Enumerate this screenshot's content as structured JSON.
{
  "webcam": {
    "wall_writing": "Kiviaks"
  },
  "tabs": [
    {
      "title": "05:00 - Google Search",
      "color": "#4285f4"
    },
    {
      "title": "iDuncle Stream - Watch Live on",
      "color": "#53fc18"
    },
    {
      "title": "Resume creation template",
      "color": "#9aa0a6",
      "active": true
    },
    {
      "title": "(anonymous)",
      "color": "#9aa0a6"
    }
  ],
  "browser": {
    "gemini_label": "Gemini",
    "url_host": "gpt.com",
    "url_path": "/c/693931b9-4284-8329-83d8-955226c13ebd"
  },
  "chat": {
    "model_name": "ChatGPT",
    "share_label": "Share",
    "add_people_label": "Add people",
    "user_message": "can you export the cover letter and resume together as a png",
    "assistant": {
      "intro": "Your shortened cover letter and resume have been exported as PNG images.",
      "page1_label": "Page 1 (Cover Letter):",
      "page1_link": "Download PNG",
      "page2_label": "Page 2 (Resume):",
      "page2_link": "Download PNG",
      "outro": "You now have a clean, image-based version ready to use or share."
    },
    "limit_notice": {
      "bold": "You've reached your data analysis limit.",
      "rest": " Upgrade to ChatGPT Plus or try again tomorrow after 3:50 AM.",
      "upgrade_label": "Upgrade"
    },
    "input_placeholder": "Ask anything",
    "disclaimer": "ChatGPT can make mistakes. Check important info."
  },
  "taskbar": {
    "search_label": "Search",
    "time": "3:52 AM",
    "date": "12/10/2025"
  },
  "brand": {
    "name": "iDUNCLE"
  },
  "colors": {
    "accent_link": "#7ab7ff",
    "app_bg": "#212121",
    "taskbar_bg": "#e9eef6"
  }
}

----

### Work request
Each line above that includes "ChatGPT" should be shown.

### Task response
    "model_name": "ChatGPT",
      "rest": " Upgrade to ChatGPT Plus or try again tomorrow after 3:50 AM.",
    "disclaimer": "ChatGPT can make mistakes. Check important info."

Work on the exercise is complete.